I had an in-depth conversation yesterday with a friend who was thinking about writing a book. When I asked her what she wanted to write about, she just shrugged, the desire to write was strong, but the type of book or subject had not been thought through sufficiently. Although this might sound strange, I hear from a great many people who have the urge to write but are vague as to the topic and, without a doubt, the subject matter is a vital component to success. 

 

She had dismissed the idea of writing a novel and wanted in some way to write about a subject that she knew about. As the conversation deepened, I realised that she had little faith in her own abilities. She knew about much in life. She had learned to play the piano and the guitar when young and had helped many people to learn the basics over the years. Five years previously, she’d taken on an allotment and had created a vegetable patch to be proud of. Having never grown anything in her life, she’d turn the allotment into an organic area – so it was managed naturally and without the use of any chemicals or pesticides and it yielded a steady flow of vegetables throughout the year. When I suggested that others would want to know how she had done this, she rejected the idea as being one that would not really impress many. 

 

Personally, I felt that she was wrong but we continued to go through an extensive list of many talents and she now has a shortlist of topics and has to (with much deliberation) choose just one. Her story is really not uncommon. A great many of you probably have extensive knowledge in specific areas of life which may be invaluable to someone else who does not. These days, writing as an expert does not mean you always have to have credentials or qualifications, but you do need experience and you do need to believe in your ability 

 

If you fancy writing a non-fiction book, consider niche topics that may be popular and consider the content carefully.

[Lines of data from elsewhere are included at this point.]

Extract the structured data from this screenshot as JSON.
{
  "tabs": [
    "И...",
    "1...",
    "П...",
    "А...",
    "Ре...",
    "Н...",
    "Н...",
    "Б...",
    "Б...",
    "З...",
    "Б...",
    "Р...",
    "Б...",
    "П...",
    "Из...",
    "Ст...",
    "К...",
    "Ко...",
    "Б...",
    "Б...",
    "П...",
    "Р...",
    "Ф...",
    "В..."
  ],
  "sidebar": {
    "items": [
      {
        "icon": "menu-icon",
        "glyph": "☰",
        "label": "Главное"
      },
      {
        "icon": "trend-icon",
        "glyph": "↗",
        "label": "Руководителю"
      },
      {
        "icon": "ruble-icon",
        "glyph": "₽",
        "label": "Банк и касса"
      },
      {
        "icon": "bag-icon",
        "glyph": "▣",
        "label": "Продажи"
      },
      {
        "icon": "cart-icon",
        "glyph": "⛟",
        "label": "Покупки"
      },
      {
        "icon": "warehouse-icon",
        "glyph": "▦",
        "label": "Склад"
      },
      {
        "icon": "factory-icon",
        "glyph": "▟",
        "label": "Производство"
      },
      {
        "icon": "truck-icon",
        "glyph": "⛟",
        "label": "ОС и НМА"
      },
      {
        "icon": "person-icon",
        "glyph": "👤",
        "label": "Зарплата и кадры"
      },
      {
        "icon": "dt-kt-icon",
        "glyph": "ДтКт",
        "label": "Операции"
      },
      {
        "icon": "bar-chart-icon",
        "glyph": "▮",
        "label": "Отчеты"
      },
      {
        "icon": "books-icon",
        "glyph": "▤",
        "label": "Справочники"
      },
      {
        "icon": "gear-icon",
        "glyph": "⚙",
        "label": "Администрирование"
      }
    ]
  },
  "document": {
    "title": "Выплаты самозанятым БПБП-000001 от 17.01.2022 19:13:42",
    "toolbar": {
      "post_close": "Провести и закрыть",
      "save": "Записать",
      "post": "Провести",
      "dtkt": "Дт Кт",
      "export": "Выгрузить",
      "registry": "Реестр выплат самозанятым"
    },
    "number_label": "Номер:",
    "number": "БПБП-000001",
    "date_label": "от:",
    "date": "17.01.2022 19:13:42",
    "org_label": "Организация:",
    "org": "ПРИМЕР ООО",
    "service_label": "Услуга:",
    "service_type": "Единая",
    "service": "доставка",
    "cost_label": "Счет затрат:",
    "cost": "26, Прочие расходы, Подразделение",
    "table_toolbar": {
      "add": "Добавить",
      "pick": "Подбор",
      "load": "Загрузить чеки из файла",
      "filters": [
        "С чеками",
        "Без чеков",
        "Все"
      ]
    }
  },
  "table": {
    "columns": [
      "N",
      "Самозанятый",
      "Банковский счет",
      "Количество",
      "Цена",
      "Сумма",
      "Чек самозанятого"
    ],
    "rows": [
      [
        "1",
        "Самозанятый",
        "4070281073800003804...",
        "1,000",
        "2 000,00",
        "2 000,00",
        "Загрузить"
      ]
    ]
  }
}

It can help to break down content into potential chapters so you can see how long the book would be and how much research is needed etc.  You may be surprised to realise just how much you do know.